One of them was – literally – during the Metropolitan Museum of Fashion’s latest fashion show, the Met Gala, one of the most important annual couture quotations. There the model Karolina appeared with what IBM called the ‘cognitive suit’, a garment resulting from the joint work of the computer giant with Marchesa, American fashion firm specializing in wedding dresses.
The experiment started with the idea of reflecting in an evening dress five feelings: joy, emotion, courage, passion and curiosity. To determine which colors best express those feelings, Marchesa’s designers resorted to IBM’s AI, previously ‘fed’ with a huge database of the brand’s earlier designs, to ensure that Watson’s recommendations were consistent with Marchesa trajectory, and data on the effect of colors on the mood.
The next step, once the colors were analyzed, was to decide the fabric of the garment. IBM technology made a first selection of 40,000 types of fabrics, which was reduced to 150 and finally to 35, taking very into account the premises of the designers. The final choice among those 35 options was Marchesa.
There was the final touch, the most striking. The dress was fitted with 150 LED lights – as if they were flowers – that were illuminated, of different colors, depending on the comments that the garment was subject to on Twitter..
Another use of Watson for fashion that IBM is already experiencing is, beyond design, trend prediction.
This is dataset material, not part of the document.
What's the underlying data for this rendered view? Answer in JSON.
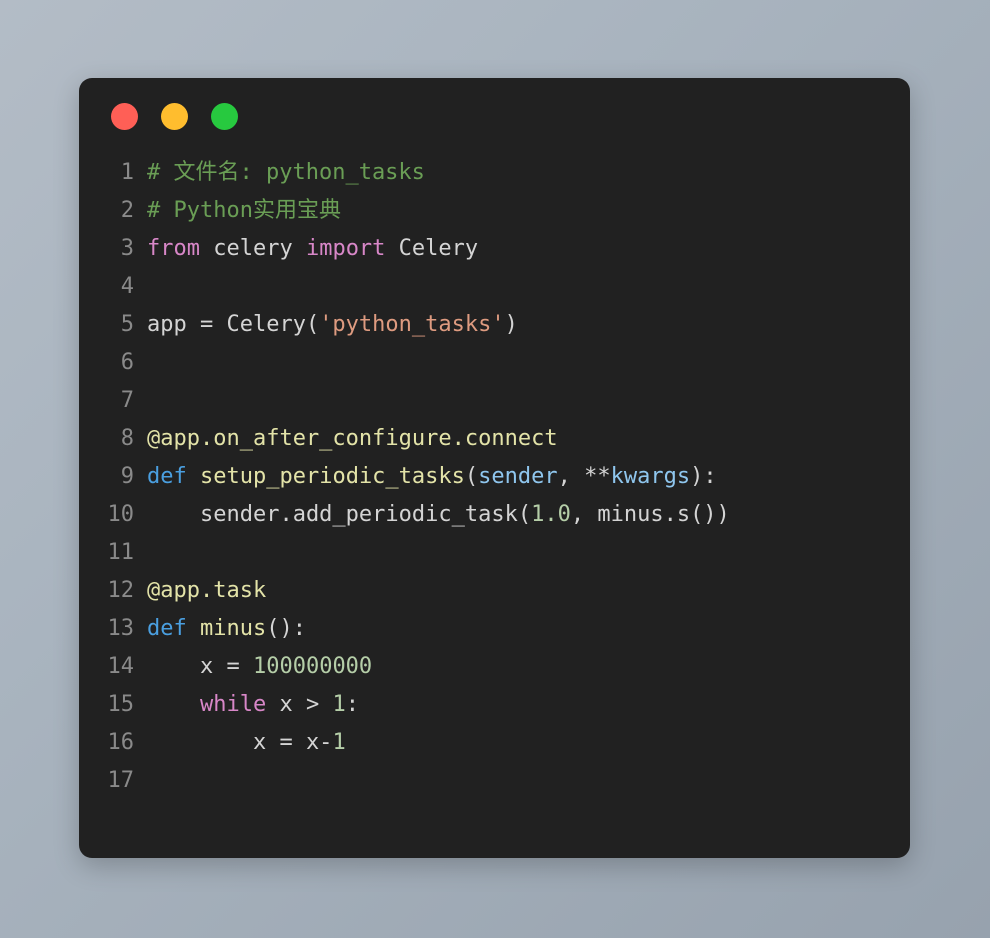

In this case, the pilot was done in collaboration with fashion designer and textile entrepreneur Jason Grech.
Watson worked in this case as a research tool with a speed and power unattainable for the human being. He analyzed 10 years of images in fashion magazines and social networks like Instagram, Pinterest and Twitter. Taking into account the likes of each image and how they shared. Even understanding conversations in the networks about it.
The aim was to determine fashion trends regarding colors; In particular, the reactions to 1,027 tones (in more than 700,000 images) were analyzed to finally determine which ones were more likely to become fashionable. “Without technology, it is impossible to do this work,” said Castán, who is not trying to replace the designers, but to increase the tools of analysis within their reach.
But IBM’s goal is not to make eye-catching action with the world of haute couture. There are applications of Artificial Intelligence much more practical for the day to day, as its use in the virtual assistants in the e-commerce. If you sell fashion, the virtual assistant has to know fashion, just like the shop assistant.
By analyzing images, Watson can know which colors are sold the most, what are the most common clothing combinations and, in general, the style that the buyer is looking for, to suggest a fuller cart. And, as he boasted in a small Castan demo, he even takes into account weather forecasts, “something IBM has known a lot since buying The Weather Channel” last year. So if you tell the machine that you are going to a party and want to release something, it is able to make suggestions based on the weather.
The improvement of these virtual assistants can increase the percentage of online fashion sales, which in the second quarter of 2016 (latest available data) was, according to the National Commission of Markets and Competition, a relatively modest 5 – 6% (by business volume). However, the key to the sector is not to sell more on the Internet, but in general. Hence the obsession with the so-called Omnichannel. The term became known several times during the day Fashion Tech.
On the other hand, Lorente, product manager on The Spot Services, a company that among other services digitizes physical stores to increase sales and improve customer awareness, warned that many times businesses confuse being multi-channel (being on And offline) with an authentic Omnichannel. “The shopping experience is the advantage of physical versus online commerce, but it has to be noted that experience, that advantage,” he said. As long as they know how to adapt to digitization and take advantage of their strengths, physical clothing stores will never go out of style.